  3. I talk to the child about things or events that happened in the past (75.8%).
  4. I know the child’s interests and abilities and use this information in my interaction with him/her or in designing activities for him/her (74.6%).
  5. When speaking to the child, I elaborate on his/her words or encourage him/her to say more (73.2%).
  6. When the child is involved in play, I pay attention to what he/she is doing, and give help when needed (e.g., providing materials, helping the child complete a difficult task) (71.8%).
  7. I help the child communicate or interact with other children (69.2%).

The above description indicates that preschool teachers usually treat children patiently and are able to meet most of the children’s demands. However, since the majority of learning activities at preschool take place in a group context, it is rather difficult for teachers to change their schedule to accommodate the needs of an individual child (24.5%). We suggest parents should be more understanding about the difficulties that the preschool teachers are actually facing and give them more support. Besides, parents should have more interactions with their children at home in order to make up for what preschool teachers fail to achieve in class.

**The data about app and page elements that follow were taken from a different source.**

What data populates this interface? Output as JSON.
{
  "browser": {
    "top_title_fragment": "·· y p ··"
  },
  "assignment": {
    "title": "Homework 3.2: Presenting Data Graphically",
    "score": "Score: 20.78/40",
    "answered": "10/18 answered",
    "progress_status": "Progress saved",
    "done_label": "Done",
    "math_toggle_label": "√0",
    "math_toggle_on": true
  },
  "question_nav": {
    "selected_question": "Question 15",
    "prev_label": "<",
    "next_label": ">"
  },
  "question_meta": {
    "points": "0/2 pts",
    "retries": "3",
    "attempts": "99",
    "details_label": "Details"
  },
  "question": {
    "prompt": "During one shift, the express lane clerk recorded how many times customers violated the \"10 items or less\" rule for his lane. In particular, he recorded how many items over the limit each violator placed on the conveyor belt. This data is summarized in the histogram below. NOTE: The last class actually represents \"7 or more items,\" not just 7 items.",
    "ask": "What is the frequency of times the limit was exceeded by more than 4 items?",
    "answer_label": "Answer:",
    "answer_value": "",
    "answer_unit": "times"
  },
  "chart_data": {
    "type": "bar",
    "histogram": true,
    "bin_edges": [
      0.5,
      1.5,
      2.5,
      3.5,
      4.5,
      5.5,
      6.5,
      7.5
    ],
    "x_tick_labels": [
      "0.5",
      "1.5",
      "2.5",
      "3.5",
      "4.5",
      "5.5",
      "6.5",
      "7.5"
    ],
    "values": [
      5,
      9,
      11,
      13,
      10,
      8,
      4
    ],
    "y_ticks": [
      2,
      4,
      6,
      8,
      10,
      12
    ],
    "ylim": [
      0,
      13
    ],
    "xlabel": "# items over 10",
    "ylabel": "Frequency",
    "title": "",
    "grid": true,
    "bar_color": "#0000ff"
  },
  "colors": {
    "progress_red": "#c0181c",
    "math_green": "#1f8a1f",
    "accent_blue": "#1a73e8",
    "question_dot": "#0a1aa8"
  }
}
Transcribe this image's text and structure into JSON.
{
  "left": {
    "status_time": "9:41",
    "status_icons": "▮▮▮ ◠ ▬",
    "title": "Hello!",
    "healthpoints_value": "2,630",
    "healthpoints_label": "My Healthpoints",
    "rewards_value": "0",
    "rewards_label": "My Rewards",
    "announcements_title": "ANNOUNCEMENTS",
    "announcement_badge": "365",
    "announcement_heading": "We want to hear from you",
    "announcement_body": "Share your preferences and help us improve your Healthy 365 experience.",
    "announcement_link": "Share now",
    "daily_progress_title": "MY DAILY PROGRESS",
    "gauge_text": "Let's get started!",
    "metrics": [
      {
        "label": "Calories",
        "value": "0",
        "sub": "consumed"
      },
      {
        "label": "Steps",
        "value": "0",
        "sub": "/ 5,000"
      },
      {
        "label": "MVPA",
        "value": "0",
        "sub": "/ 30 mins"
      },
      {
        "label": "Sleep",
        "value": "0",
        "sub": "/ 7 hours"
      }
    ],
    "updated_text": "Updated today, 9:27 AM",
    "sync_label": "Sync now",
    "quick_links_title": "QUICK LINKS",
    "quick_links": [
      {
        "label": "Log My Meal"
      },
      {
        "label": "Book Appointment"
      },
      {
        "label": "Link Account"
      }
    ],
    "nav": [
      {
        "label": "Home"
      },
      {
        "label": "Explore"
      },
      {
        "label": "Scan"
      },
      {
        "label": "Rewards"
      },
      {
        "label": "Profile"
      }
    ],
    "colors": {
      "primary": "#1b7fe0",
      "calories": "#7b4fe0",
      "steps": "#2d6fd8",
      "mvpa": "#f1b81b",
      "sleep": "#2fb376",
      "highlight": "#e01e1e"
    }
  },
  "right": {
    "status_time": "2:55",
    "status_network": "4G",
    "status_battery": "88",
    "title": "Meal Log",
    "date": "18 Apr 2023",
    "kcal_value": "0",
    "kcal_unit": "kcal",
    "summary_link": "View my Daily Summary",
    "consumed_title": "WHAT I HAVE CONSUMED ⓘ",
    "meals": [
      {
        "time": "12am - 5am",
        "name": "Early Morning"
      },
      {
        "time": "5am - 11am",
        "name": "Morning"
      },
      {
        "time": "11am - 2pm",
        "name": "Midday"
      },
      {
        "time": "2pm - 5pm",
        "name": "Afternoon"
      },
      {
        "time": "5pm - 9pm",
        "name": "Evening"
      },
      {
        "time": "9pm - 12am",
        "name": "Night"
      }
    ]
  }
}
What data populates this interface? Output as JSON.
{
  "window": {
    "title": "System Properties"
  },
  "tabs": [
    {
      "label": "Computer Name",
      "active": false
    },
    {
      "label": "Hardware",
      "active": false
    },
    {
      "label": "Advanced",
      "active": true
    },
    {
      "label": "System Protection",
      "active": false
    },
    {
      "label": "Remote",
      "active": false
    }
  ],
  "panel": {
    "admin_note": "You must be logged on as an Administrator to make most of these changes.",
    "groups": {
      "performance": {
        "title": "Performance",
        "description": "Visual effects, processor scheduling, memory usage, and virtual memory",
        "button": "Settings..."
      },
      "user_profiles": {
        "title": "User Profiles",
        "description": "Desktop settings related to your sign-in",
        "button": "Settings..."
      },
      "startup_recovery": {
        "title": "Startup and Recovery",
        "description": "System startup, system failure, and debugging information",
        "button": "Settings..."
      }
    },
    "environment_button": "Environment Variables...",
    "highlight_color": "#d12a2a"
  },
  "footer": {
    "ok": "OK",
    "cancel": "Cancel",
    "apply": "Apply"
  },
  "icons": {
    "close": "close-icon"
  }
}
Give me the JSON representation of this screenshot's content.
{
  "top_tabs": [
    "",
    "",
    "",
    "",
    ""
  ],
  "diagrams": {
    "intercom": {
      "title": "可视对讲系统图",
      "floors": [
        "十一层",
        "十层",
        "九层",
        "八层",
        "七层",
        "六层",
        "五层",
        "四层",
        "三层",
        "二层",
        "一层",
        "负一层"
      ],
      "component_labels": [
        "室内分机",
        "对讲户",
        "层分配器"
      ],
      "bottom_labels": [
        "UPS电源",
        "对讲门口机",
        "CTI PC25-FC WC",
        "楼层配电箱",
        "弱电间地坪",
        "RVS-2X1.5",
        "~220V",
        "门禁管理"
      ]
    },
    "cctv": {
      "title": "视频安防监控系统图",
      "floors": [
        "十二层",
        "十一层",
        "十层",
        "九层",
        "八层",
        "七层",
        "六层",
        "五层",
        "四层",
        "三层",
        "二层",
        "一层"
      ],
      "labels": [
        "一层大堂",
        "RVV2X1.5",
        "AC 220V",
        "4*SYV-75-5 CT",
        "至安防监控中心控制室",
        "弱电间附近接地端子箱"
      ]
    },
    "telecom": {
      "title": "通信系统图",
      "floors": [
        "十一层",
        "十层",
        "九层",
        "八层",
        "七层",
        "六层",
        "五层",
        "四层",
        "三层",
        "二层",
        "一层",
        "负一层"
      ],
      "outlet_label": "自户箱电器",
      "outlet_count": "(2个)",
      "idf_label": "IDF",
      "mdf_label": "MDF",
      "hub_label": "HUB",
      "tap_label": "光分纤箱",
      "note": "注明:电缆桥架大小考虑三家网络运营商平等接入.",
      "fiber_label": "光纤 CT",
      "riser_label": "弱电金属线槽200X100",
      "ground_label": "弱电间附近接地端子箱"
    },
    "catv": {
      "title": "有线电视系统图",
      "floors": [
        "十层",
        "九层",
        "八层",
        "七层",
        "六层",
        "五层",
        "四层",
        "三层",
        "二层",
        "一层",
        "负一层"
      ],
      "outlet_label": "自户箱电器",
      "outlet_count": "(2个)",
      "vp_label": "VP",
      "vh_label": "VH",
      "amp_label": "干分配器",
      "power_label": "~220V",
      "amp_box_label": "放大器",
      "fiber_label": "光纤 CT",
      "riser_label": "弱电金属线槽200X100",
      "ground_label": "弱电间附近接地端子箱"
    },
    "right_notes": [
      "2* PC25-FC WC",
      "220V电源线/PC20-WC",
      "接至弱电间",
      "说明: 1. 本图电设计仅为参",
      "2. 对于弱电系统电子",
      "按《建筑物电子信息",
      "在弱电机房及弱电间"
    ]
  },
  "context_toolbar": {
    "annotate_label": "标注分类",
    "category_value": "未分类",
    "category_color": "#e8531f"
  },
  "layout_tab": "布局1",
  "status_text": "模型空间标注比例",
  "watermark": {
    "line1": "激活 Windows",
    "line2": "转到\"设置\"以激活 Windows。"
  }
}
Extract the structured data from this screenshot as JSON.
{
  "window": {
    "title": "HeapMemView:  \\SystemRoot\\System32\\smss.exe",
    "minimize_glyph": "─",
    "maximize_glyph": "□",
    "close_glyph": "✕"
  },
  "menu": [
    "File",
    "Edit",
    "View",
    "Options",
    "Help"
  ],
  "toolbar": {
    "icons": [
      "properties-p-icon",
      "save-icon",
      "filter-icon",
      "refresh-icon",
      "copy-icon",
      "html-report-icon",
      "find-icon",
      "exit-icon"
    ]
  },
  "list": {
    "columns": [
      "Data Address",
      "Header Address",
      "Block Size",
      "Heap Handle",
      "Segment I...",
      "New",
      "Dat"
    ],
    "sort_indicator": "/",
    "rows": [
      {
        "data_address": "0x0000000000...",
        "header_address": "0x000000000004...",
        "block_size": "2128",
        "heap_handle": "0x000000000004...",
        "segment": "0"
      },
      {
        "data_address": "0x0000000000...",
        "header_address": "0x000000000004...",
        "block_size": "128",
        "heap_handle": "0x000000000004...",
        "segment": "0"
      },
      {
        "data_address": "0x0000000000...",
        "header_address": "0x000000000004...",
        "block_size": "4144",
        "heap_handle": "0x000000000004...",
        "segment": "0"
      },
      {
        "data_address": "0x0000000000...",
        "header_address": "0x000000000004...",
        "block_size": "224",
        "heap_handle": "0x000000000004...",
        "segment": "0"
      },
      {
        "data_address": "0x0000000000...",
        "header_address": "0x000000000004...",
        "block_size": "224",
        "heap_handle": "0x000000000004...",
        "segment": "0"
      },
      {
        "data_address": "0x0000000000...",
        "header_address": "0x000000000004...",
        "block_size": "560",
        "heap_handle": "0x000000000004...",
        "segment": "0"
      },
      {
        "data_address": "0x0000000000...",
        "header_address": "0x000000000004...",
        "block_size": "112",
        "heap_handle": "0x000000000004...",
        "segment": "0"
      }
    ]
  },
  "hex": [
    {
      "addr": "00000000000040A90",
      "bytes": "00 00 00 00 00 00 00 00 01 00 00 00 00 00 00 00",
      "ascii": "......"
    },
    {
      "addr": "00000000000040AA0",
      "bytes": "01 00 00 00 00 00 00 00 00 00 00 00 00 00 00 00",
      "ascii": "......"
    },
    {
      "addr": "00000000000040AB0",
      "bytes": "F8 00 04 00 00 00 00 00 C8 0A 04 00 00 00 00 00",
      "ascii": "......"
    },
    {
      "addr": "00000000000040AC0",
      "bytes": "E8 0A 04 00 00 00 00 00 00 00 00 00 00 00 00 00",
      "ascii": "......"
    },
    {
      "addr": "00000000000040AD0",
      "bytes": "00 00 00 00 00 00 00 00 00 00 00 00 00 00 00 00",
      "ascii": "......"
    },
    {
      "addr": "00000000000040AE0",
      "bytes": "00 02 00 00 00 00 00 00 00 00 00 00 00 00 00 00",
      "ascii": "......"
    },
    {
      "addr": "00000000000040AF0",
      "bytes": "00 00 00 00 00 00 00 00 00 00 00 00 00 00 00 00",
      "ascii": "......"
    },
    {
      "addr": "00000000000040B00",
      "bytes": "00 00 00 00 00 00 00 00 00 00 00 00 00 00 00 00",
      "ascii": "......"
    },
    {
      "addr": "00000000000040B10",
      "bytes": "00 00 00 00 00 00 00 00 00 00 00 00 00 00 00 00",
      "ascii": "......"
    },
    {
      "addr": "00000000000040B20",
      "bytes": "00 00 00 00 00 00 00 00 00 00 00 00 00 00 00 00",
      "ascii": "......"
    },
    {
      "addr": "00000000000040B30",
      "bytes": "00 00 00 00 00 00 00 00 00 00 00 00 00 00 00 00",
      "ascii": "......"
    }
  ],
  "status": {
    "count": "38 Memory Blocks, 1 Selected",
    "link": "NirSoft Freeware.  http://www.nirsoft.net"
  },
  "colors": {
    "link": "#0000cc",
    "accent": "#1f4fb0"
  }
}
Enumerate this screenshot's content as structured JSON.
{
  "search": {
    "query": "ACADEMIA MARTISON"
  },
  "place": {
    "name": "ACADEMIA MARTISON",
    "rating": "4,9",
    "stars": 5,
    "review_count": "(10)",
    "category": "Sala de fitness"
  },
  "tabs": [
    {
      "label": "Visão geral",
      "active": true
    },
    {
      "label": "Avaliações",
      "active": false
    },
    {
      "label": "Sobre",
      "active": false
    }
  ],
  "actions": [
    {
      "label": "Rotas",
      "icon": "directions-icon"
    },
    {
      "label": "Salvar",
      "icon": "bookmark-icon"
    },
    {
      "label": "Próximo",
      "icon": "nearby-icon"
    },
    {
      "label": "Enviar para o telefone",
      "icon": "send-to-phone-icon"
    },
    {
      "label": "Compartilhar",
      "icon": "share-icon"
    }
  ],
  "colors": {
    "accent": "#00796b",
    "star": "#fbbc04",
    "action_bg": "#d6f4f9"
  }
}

About Prof. Hsi-Ping Nieh
Prof. Hsi-Ping Nieh works at the Department of Human Development and Family Studies, National Taiwan Normal University (NTNU). Her research interests center on adolescent development, family studies, health behaviors, and health promotion. Recently Prof. Nieh has joined the KIT research team and is one of the collaborative investigators of Phase III in charge of the design of survey items related to health. She supports the KIT by giving professional advice on health and family relations. 
Prof. Nieh’s previous research experience includes working on the Michigan Longitudinal Study in the United States and the Child and Adolescent Behaviors in Long-term Evolution (the CABLE project) in Taiwan. Prior to joining the KIT research team, she worked for the KIT as a postdoc for a couple of years. During her postdoc, she had a number of joint publications with other KIT colleagues on topics associated with children’s health and family.

Book Review
Little Bear’s Little Boat written by Eve Bunting and illustrated by Nancy Carpenter is a picture book that describes a little bear who gives away his little boat to a smaller bear when he doesn’t fit in it anymore. Its English version is available at Amazon (, and readers can find its Chinese version at ( Click to listen.